Vandana Sreemedha J, employed by the Kerala State Women and Child Development department had been working as a counsellor at the District Child Protection Office in Kollam since December 2016 on a contractual basis. Each year, her contract was subsequently renewed extending her period of service.
However, during mid-2020 and early 2021, she got pregnant and gave birth to a child which required her to avail of maternity leave that was denied by the office. Not only her request for leave was turned down by the Director, Women and Child Development Department but she was later terminated from service, accusing her of having been on unauthorized absence.
Vandana, 28, was forced to move Kerala state high court against this order and filed a writ petition (civil) in the Ernakulam court through advocate B Mohanlal. In a recent hearing, Justice Devan Ramachandran ordered that the petitioner be given her job back and reprimanded the employer for firing her.
Observing the challenges of being a working mother, in his judgement, Justice Devan Ramachandran mentioned, "Only a woman knows how acutely difficult it is to balance between motherhood and her career."
His judgement further added, "The mother's constant proximity to the child is scientifically proven to be absolutely unexpendable and this, primarily and inter alia, is why the provisions for maternity leave are now internationally accepted."
In her petition, Vandana whose contract was renewed from January 18, 2021, onwards, mentioned why she had to take leave from January 19 to March 26; one of the reasons for which she was taken off the job.
A copy of the judgement obtained from Bar and Bench reads, "She (Vandana) says that since her child was only 51 days old then, and since the doctors had advised her to breastfeed him regularly, she had no other option but to seek leave between 19.01.2021 and 26.03.2021."
It further adds that although the petitioner's request of going on leave between Jan and March was recommended by her immediate office—District Child Protection Office—it was rejected by the Director of the Women and Child Development Department.
In his judgement, Justice Ramachandran said:
"This attitude is not one which this Court can countenance in this century, when women essay several roles, take on variegated responsibilities and require to be adept multitaskers, to survive and find wings to achieve their legitimate ambitions.
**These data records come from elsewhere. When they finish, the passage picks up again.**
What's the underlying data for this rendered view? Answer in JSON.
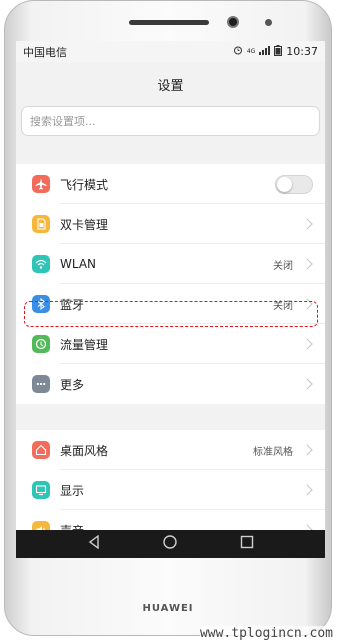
{
  "status_bar": {
    "carrier": "中国电信",
    "network": "4G",
    "time": "10:37"
  },
  "header": {
    "title": "设置"
  },
  "search": {
    "placeholder": "搜索设置项..."
  },
  "group1": [
    {
      "label": "飞行模式",
      "icon": "airplane-icon",
      "color": "#f26b5b",
      "control": "toggle",
      "value": ""
    },
    {
      "label": "双卡管理",
      "icon": "sim-card-icon",
      "color": "#f5b73c",
      "control": "chevron",
      "value": ""
    },
    {
      "label": "WLAN",
      "icon": "wifi-icon",
      "color": "#2ec4b6",
      "control": "chevron",
      "value": "关闭"
    },
    {
      "label": "蓝牙",
      "icon": "bluetooth-icon",
      "color": "#3a8ee6",
      "control": "chevron",
      "value": "关闭"
    },
    {
      "label": "流量管理",
      "icon": "data-usage-icon",
      "color": "#53b95a",
      "control": "chevron",
      "value": ""
    },
    {
      "label": "更多",
      "icon": "more-icon",
      "color": "#7d8a96",
      "control": "chevron",
      "value": ""
    }
  ],
  "group2": [
    {
      "label": "桌面风格",
      "icon": "home-style-icon",
      "color": "#f26b5b",
      "control": "chevron",
      "value": "标准风格"
    },
    {
      "label": "显示",
      "icon": "display-icon",
      "color": "#2ec4b6",
      "control": "chevron",
      "value": ""
    },
    {
      "label": "声音",
      "icon": "sound-icon",
      "color": "#f5b73c",
      "control": "chevron",
      "value": ""
    }
  ],
  "brand": "HUAWEI",
  "watermark": "www.tplogincn.com"
}
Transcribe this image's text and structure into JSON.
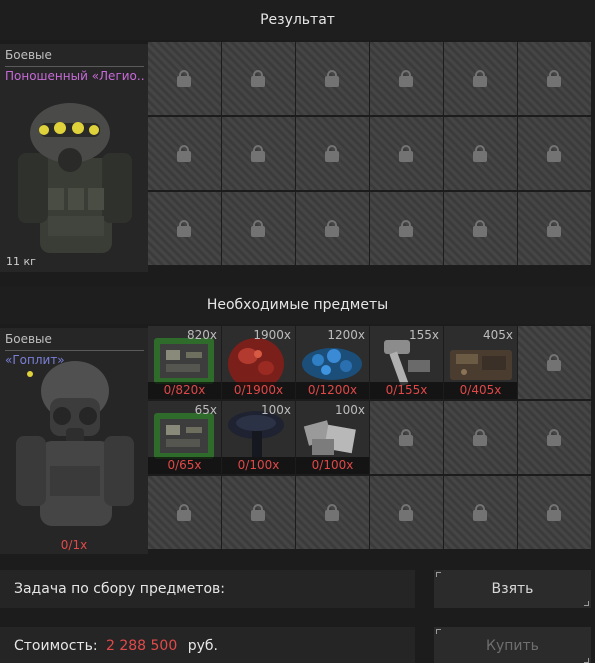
{
  "result_section": {
    "title": "Результат",
    "item": {
      "category": "Боевые",
      "name": "Поношенный «Легио..",
      "weight": "11 кг"
    }
  },
  "required_section": {
    "title": "Необходимые предметы",
    "item": {
      "category": "Боевые",
      "name": "«Гоплит»",
      "progress": "0/1x"
    },
    "materials": [
      {
        "qty": "820x",
        "progress": "0/820x",
        "icon": "green-circuit-board-icon"
      },
      {
        "qty": "1900x",
        "progress": "0/1900x",
        "icon": "red-ore-chunk-icon"
      },
      {
        "qty": "1200x",
        "progress": "0/1200x",
        "icon": "blue-crystal-shards-icon"
      },
      {
        "qty": "155x",
        "progress": "0/155x",
        "icon": "hammer-tool-icon"
      },
      {
        "qty": "405x",
        "progress": "0/405x",
        "icon": "scrap-metal-plate-icon"
      },
      {
        "qty": "65x",
        "progress": "0/65x",
        "icon": "green-circuit-board-icon"
      },
      {
        "qty": "100x",
        "progress": "0/100x",
        "icon": "black-mushroom-icon"
      },
      {
        "qty": "100x",
        "progress": "0/100x",
        "icon": "metal-scrap-pile-icon"
      }
    ]
  },
  "task": {
    "label": "Задача по сбору предметов:",
    "button": "Взять"
  },
  "cost": {
    "label": "Стоимость:",
    "value": "2 288 500",
    "currency": "руб.",
    "button": "Купить"
  }
}
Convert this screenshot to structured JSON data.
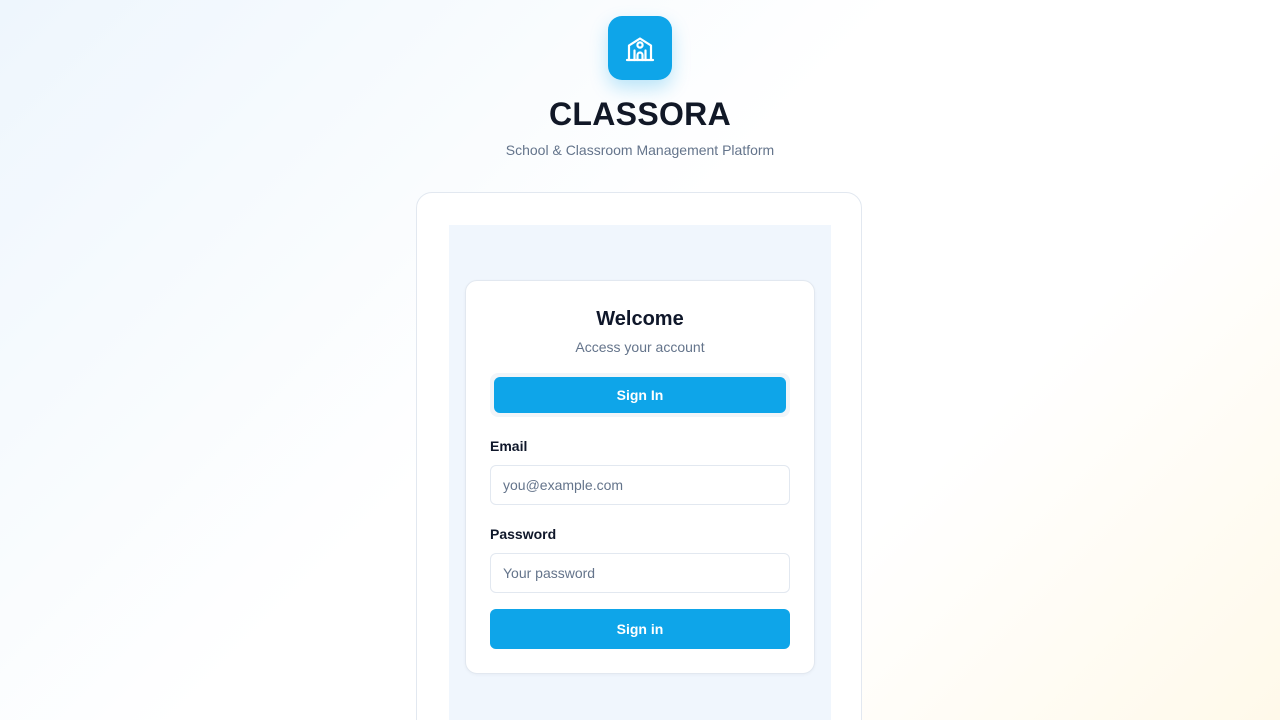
{
  "brand": {
    "title": "CLASSORA",
    "subtitle": "School & Classroom Management Platform",
    "logo_icon": "school-building-icon",
    "accent_color": "#0ea5e9"
  },
  "auth": {
    "heading": "Welcome",
    "subheading": "Access your account",
    "tabs": [
      {
        "label": "Sign In",
        "active": true
      }
    ],
    "fields": {
      "email": {
        "label": "Email",
        "value": "",
        "placeholder": "you@example.com"
      },
      "password": {
        "label": "Password",
        "value": "",
        "placeholder": "Your password"
      }
    },
    "submit_label": "Sign in"
  }
}
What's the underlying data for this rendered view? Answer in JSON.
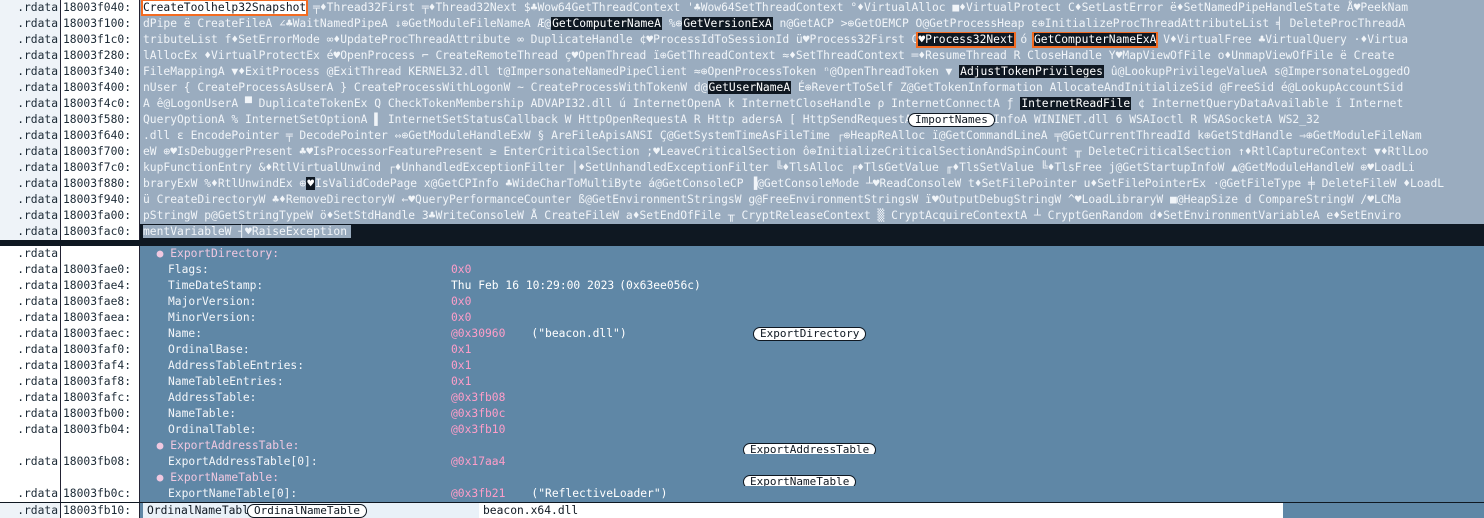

It is certainly my hortative hope that the endeavours of such industrious women ought to obtain unstinted support and encouragement, but the orders impugned in this writ petition can only serve to undermine the confidence and morale of persons like the petitioner, who bravely face the challenges of life every day, with the steely resolve to balance their personal and official life to the best of their capacity."